Before Judge Jon Kerry Blackwood ordered the trial of Marvin Enoch Potter to enter into recess on Monday afternoon, prosecutors were using testimony to paint a picture of the crime scene for the jurors.
As the trial continued Tuesday morning, so, too, did that endeavor.
The state brought several witnesses to testify as to the state of the victims, Billy Clay Payne and Billie Jean Hayworth, before discussing how the investigation led to Potter, one of four people charged with the couple’s slayings.
On Jan. 31, 2012, Payne and Hayworth were found dead from apparent gunshot wounds in their home at 128 James Davis Lane in Mountain City by Roy Stephens, a friend whose mail they had been collecting. Their 6-month-old son, Tyler, was found wrapped in Hayworth’s lifeless arms.
Stephens testified that he arrived at the house on James Davis Lane at around 10 a.m. on Jan. 31 and casually walked in to retrieve his mail.
“We lived in a pretty good community,” Stephens said. “We didn’t lock our doors.”
Stephens continued, saying that, although he noticed both Payne’s and Hayworth’s vehicles in the driveway, there was no apparent activity in the house. After calling out to see if anyone was home, Stephens said he walked into the bedroom, where he discovered Payne’s body on the bed.

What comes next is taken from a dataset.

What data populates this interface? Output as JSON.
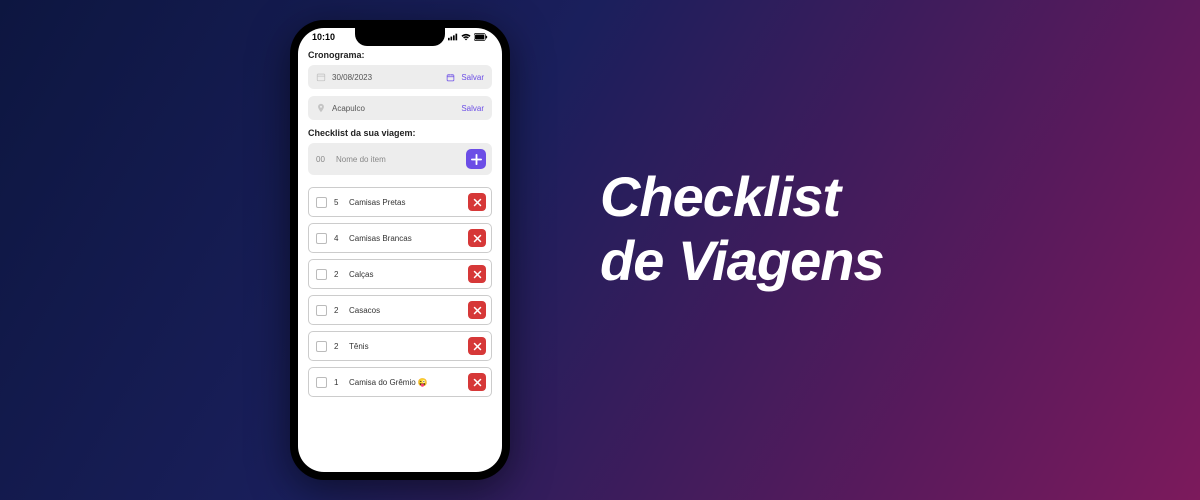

“I walked up and touched his arm … to shake him, with no response,” Stephens said. “I realized he was dead. I ran out of the house to tell my wife to call 911.”